5. Sell my home and move.

I then mentioned to a friend I was writing a blog about my shade garden revelation because I suspected there may also be some sort of analogy to life lurking in that soil…something about how the massive root systems of the big trees are sucking up all the water I am trying to give to the smaller plants – and how this is often people roll, too.

For let’s face it: try as we might sometimes to change something in ourselves or our lives that we know isn’t working, if we don’t first recognize the source – be that another person/people, project, job, habit/s, situation, our own attitude or negative thoughts, etc – that is sucking the lion’s share of our time and energy (and perhaps money), despite our best efforts, things are NOT going to change.

To this bit of brainstorming, my friend nodded.

“Yes,” she said. “I get where you’re going with that. But there’s a significant difference between the smaller plants in your garden having their water sucked away by the big trees – and a person who is being sucked dry by another person, circumstance, their own negative attitude and so on.”

“The person who is being sucked dry by whatever seemingly stronger force is allowing that to happen,” she continued. “They may not think they have a choice to make a change – but they always do. It just may not be pretty.”

Food for thought 🙂

Then, a few days later, I told my neighbour about how I’d unearthed the mystery of my perpetually dry shade garden (I didn’t share the analogy to people – he already thinks I’m pretty flaky).

To which he smiled and promptly asked, “And have you ever wondered, Maryanne, why the cedar bushes between our two backyards are so huge?”

I glanced over at the, admittedly rather large, cedar bushes – then looked back at my neighbour.

cedar bushes backyard

“Uh…no,” I said, suspecting I was in for another revelation, “actually I haven’t.”

Because come to think of it, I had NEVER watered those damn cedar bushes – not once in seven summers.

My neighbour smiled kindly (he is very polite) and said, “My pond had a slow leak for years. But I finally fixed it last year, so you may have to water those cedar bushes at some point.”

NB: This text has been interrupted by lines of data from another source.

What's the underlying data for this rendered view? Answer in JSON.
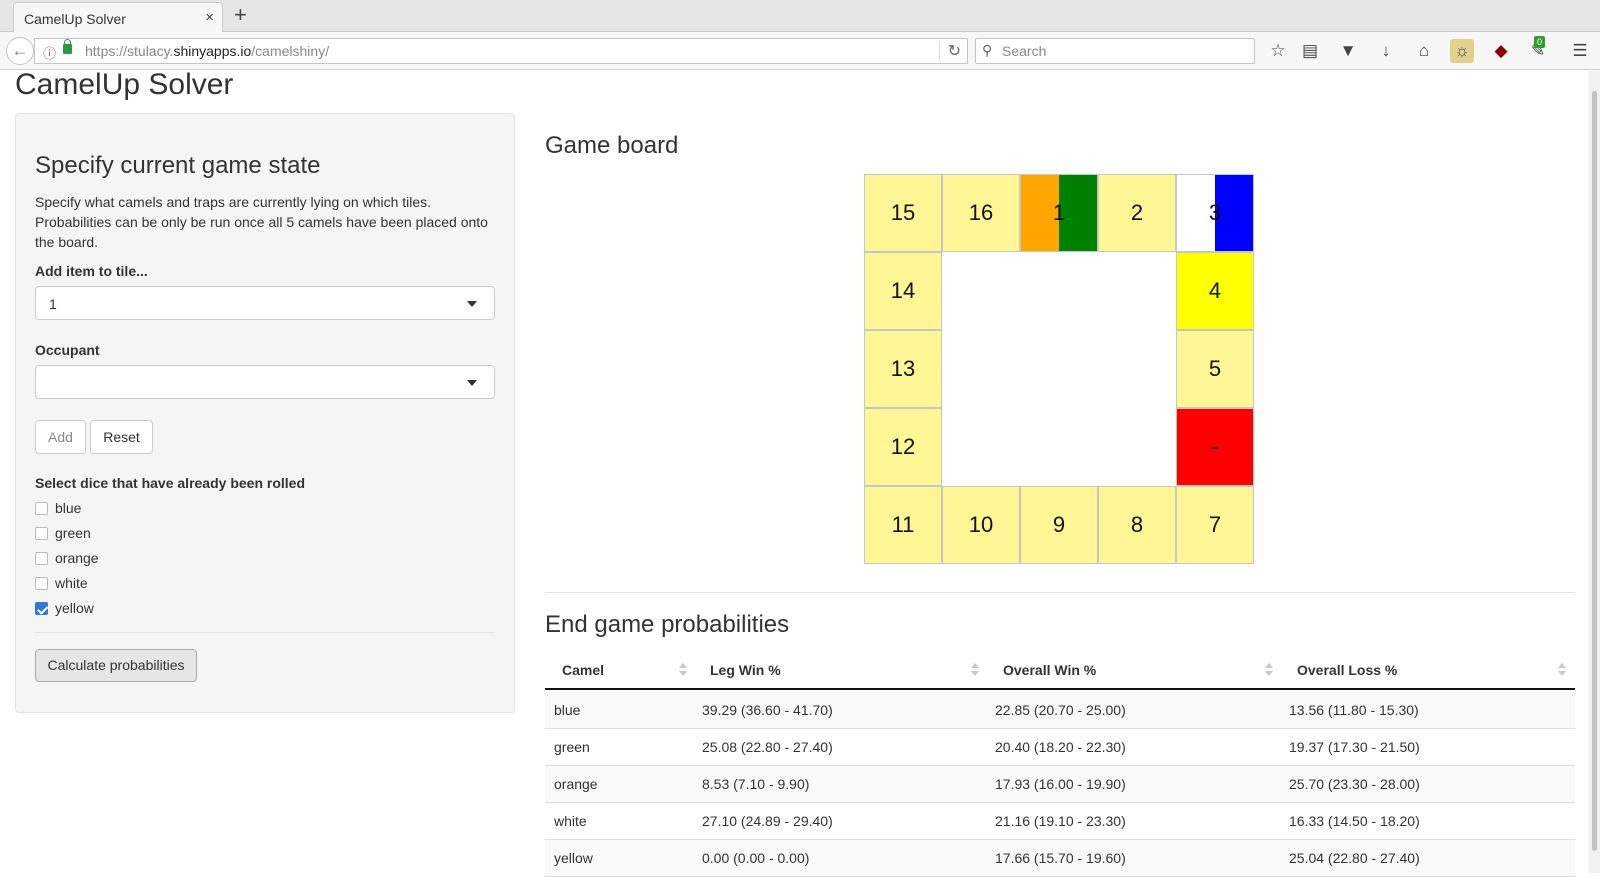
{
  "browser": {
    "tab_title": "CamelUp Solver",
    "close_glyph": "×",
    "new_tab_glyph": "+",
    "url_prefix": "https://stulacy.",
    "url_host": "shinyapps.io",
    "url_path": "/camelshiny/",
    "search_placeholder": "Search",
    "extension_badge": "0"
  },
  "app": {
    "title": "CamelUp Solver"
  },
  "sidebar": {
    "heading": "Specify current game state",
    "description": "Specify what camels and traps are currently lying on which tiles. Probabilities can be only be run once all 5 camels have been placed onto the board.",
    "tile_label": "Add item to tile...",
    "tile_value": "1",
    "occupant_label": "Occupant",
    "occupant_value": "",
    "add_button": "Add",
    "reset_button": "Reset",
    "dice_label": "Select dice that have already been rolled",
    "dice": [
      {
        "label": "blue",
        "checked": false
      },
      {
        "label": "green",
        "checked": false
      },
      {
        "label": "orange",
        "checked": false
      },
      {
        "label": "white",
        "checked": false
      },
      {
        "label": "yellow",
        "checked": true
      }
    ],
    "calculate_button": "Calculate probabilities"
  },
  "board": {
    "heading": "Game board",
    "tile_color": "#fff696",
    "tiles": [
      {
        "label": "15"
      },
      {
        "label": "16"
      },
      {
        "label": "1",
        "colors": [
          "#ffa500",
          "#008000"
        ]
      },
      {
        "label": "2"
      },
      {
        "label": "3",
        "colors": [
          "#ffffff",
          "#0000ff"
        ]
      },
      {
        "label": "14"
      },
      {
        "label": "4",
        "color": "#ffff00"
      },
      {
        "label": "13"
      },
      {
        "label": "5"
      },
      {
        "label": "12"
      },
      {
        "label": "-",
        "color": "#ff0000"
      },
      {
        "label": "11"
      },
      {
        "label": "10"
      },
      {
        "label": "9"
      },
      {
        "label": "8"
      },
      {
        "label": "7"
      }
    ]
  },
  "results": {
    "heading": "End game probabilities",
    "columns": [
      "Camel",
      "Leg Win %",
      "Overall Win %",
      "Overall Loss %"
    ],
    "rows": [
      [
        "blue",
        "39.29 (36.60 - 41.70)",
        "22.85 (20.70 - 25.00)",
        "13.56 (11.80 - 15.30)"
      ],
      [
        "green",
        "25.08 (22.80 - 27.40)",
        "20.40 (18.20 - 22.30)",
        "19.37 (17.30 - 21.50)"
      ],
      [
        "orange",
        "8.53 (7.10 - 9.90)",
        "17.93 (16.00 - 19.90)",
        "25.70 (23.30 - 28.00)"
      ],
      [
        "white",
        "27.10 (24.89 - 29.40)",
        "21.16 (19.10 - 23.30)",
        "16.33 (14.50 - 18.20)"
      ],
      [
        "yellow",
        "0.00 (0.00 - 0.00)",
        "17.66 (15.70 - 19.60)",
        "25.04 (22.80 - 27.40)"
      ]
    ]
  }
}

I threw back my head and laughed.

So there you have it: no shortage of life lessons to be learned from the old garden.

Here are two:

If you aren’t thriving like you know you could be, take a look around at what – or who – might be sucking you dry by stealing your precious time or energy. Sometimes the obvious answer is difficult to see.

Likewise, if something in you or your life is blossoming beyond reasonable explanation, there just might be a secret source of…irrigation coming from somewhere 🙂

Related blogs by Maryanne:

Butt Ugly – Are You Spending Time with People Who Bring Out the Worst in You?

Head-in-Sand-Syndrome Sweeping Nation

Maryanne Pope is the author of A Widow’s Awakening, the playwright of Saviour and the screenwriter of God’s Country. Maryanne is the CEO of Pink Gazelle Productions and the Chair of the John Petropoulos Memorial Fund. If you would like to receive her weekly blog, please sign up here.